Eli Bradley, Patriot
Marvel Studios

Eli Bradley’s inclusion is particularly exciting to see as he is already grown to his late teens — possibly even in his twenties — and displays a purposefully hardened exterior. He carries himself with strength and composure, not unlike many current MCU heroes. As fans of Marvel Comics know, Eli Bradley takes up the Patriot alias and joins the Young Avengers

Interestingly enough, the first installment in the MCU's Phase 4 WandaVision took viewers on a family journey with Wanda Maximoff as she gave birth to twin boys who inherited the abilities of hers and her brother's. It would be especially exciting if Eli Bradley were to inherit super-soldier-like abilities from his grandfather. Phase 4 has placed a big focus on legacy; perhaps Eli Bradley's inclusion in this scene is another seed planted with that same intent. 

Speaking of legacy, though, it's the legacy of Captain America that stays at center stage in The Falcon and the Winter Soldier. Sam Wilson is going to have to make a choice of whether he's going to accept what's happened, or if he's going to fight to make a change for the better. Immediately following his encounter with Isaiah Bradley and hearing about the cruel reality he had to live through, Sam is racially profiled by the Baltimore Police for nothing more than a shouting match with Bucky.

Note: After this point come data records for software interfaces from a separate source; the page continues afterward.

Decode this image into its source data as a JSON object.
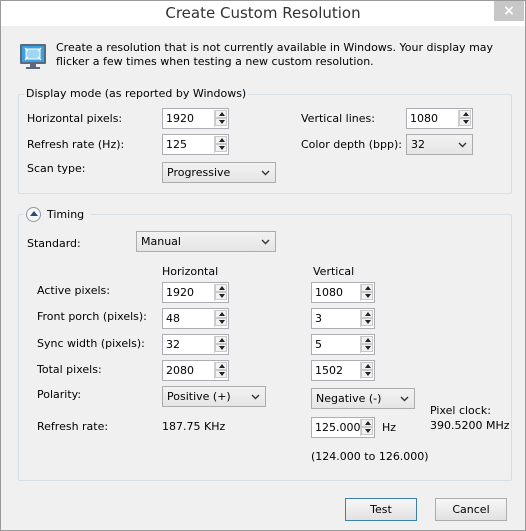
{
  "window": {
    "title": "Create Custom Resolution",
    "close_glyph": "×"
  },
  "intro": "Create a resolution that is not currently available in Windows. Your display may flicker a few times when testing a new custom resolution.",
  "display_mode": {
    "group_label": "Display mode (as reported by Windows)",
    "horizontal_pixels_label": "Horizontal pixels:",
    "horizontal_pixels_value": "1920",
    "vertical_lines_label": "Vertical lines:",
    "vertical_lines_value": "1080",
    "refresh_rate_label": "Refresh rate (Hz):",
    "refresh_rate_value": "125",
    "color_depth_label": "Color depth (bpp):",
    "color_depth_value": "32",
    "scan_type_label": "Scan type:",
    "scan_type_value": "Progressive"
  },
  "timing": {
    "group_label": "Timing",
    "standard_label": "Standard:",
    "standard_value": "Manual",
    "col_horizontal": "Horizontal",
    "col_vertical": "Vertical",
    "rows": [
      {
        "label": "Active pixels:",
        "h": "1920",
        "v": "1080"
      },
      {
        "label": "Front porch (pixels):",
        "h": "48",
        "v": "3"
      },
      {
        "label": "Sync width (pixels):",
        "h": "32",
        "v": "5"
      },
      {
        "label": "Total pixels:",
        "h": "2080",
        "v": "1502"
      }
    ],
    "polarity_label": "Polarity:",
    "polarity_h": "Positive (+)",
    "polarity_v": "Negative (-)",
    "refresh_rate_label": "Refresh rate:",
    "refresh_rate_h": "187.75 KHz",
    "refresh_rate_v": "125.000",
    "refresh_unit": "Hz",
    "refresh_range": "(124.000 to 126.000)",
    "pixel_clock_label": "Pixel clock:",
    "pixel_clock_value": "390.5200 MHz"
  },
  "buttons": {
    "test": "Test",
    "cancel": "Cancel"
  }
}
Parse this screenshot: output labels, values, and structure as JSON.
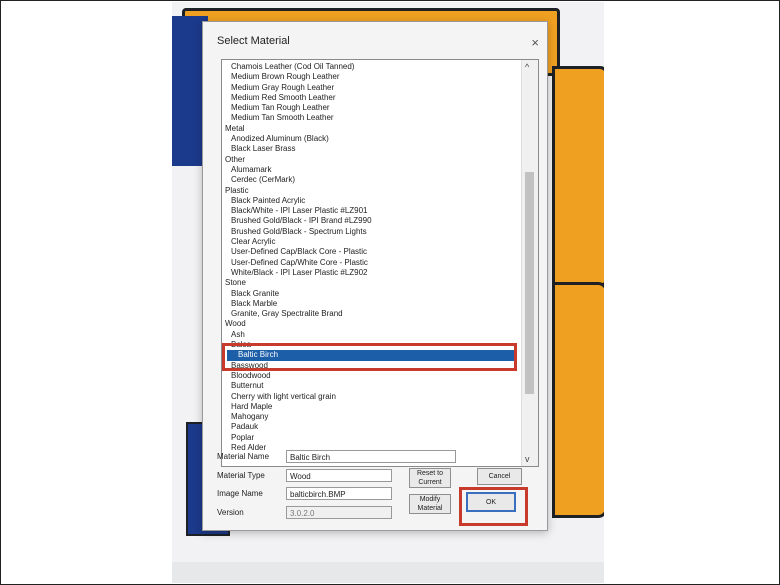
{
  "dialog": {
    "title": "Select Material",
    "close_glyph": "×"
  },
  "list": {
    "rows": [
      {
        "text": "Chamois Leather (Cod Oil Tanned)",
        "kind": "sub"
      },
      {
        "text": "Medium Brown Rough Leather",
        "kind": "sub"
      },
      {
        "text": "Medium Gray Rough Leather",
        "kind": "sub"
      },
      {
        "text": "Medium Red Smooth Leather",
        "kind": "sub"
      },
      {
        "text": "Medium Tan Rough Leather",
        "kind": "sub"
      },
      {
        "text": "Medium Tan Smooth Leather",
        "kind": "sub"
      },
      {
        "text": "Metal",
        "kind": "cat"
      },
      {
        "text": "Anodized Aluminum (Black)",
        "kind": "sub"
      },
      {
        "text": "Black Laser Brass",
        "kind": "sub"
      },
      {
        "text": "Other",
        "kind": "cat"
      },
      {
        "text": "Alumamark",
        "kind": "sub"
      },
      {
        "text": "Cerdec (CerMark)",
        "kind": "sub"
      },
      {
        "text": "Plastic",
        "kind": "cat"
      },
      {
        "text": "Black Painted Acrylic",
        "kind": "sub"
      },
      {
        "text": "Black/White - IPI Laser Plastic #LZ901",
        "kind": "sub"
      },
      {
        "text": "Brushed Gold/Black - IPI Brand #LZ990",
        "kind": "sub"
      },
      {
        "text": "Brushed Gold/Black - Spectrum Lights",
        "kind": "sub"
      },
      {
        "text": "Clear Acrylic",
        "kind": "sub"
      },
      {
        "text": "User-Defined Cap/Black Core - Plastic",
        "kind": "sub"
      },
      {
        "text": "User-Defined Cap/White Core - Plastic",
        "kind": "sub"
      },
      {
        "text": "White/Black - IPI Laser Plastic #LZ902",
        "kind": "sub"
      },
      {
        "text": "Stone",
        "kind": "cat"
      },
      {
        "text": "Black Granite",
        "kind": "sub"
      },
      {
        "text": "Black Marble",
        "kind": "sub"
      },
      {
        "text": "Granite, Gray Spectralite Brand",
        "kind": "sub"
      },
      {
        "text": "Wood",
        "kind": "cat"
      },
      {
        "text": "Ash",
        "kind": "sub"
      },
      {
        "text": "Balsa",
        "kind": "sub"
      },
      {
        "text": "Baltic Birch",
        "kind": "sel"
      },
      {
        "text": "Basswood",
        "kind": "sub"
      },
      {
        "text": "Bloodwood",
        "kind": "sub"
      },
      {
        "text": "Butternut",
        "kind": "sub"
      },
      {
        "text": "Cherry with light vertical grain",
        "kind": "sub"
      },
      {
        "text": "Hard Maple",
        "kind": "sub"
      },
      {
        "text": "Mahogany",
        "kind": "sub"
      },
      {
        "text": "Padauk",
        "kind": "sub"
      },
      {
        "text": "Poplar",
        "kind": "sub"
      },
      {
        "text": "Red Alder",
        "kind": "sub"
      }
    ],
    "scroll_up": "^",
    "scroll_down": "v"
  },
  "form": {
    "material_name_label": "Material Name",
    "material_name_value": "Baltic Birch",
    "material_type_label": "Material Type",
    "material_type_value": "Wood",
    "image_name_label": "Image Name",
    "image_name_value": "balticbirch.BMP",
    "version_label": "Version",
    "version_value": "3.0.2.0"
  },
  "buttons": {
    "reset": "Reset to Current",
    "modify": "Modify Material",
    "cancel": "Cancel",
    "ok": "OK"
  },
  "colors": {
    "selection": "#1c5fa8",
    "highlight": "#c83a2c",
    "accent_orange": "#f0a021",
    "accent_blue": "#1c3a8b"
  }
}
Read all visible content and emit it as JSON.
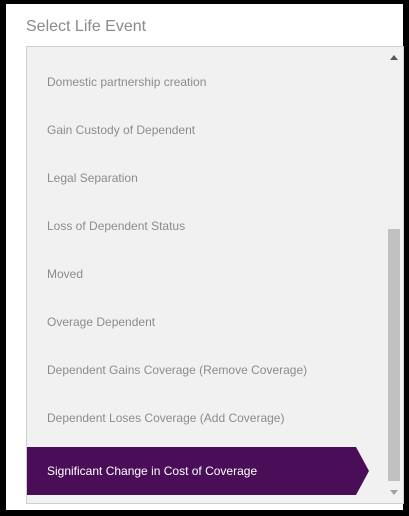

Putting these two events back-to-back speaks volumes to the direction of Sam's character in this series, as he's surely found a new motivation to restore the mantle of Captain America that was passed to him. The weight of this sequence is one of the heaviest in any MCU installment, and Sam will certainly carry it through the rest of The Falcon and the Winter Soldier. The introduction of Isaiah Bradley could be just what Sam Wilson needs to realize his new sense of duty — that he is the next Captain America. 

Release Date
March 19, 2021
- About The Author: John Ross Bradford
John Ross Bradford is an editor and writer at The Direct. He has contributed to content ideation and development across multiple branches of the company's website since it launched in 2020.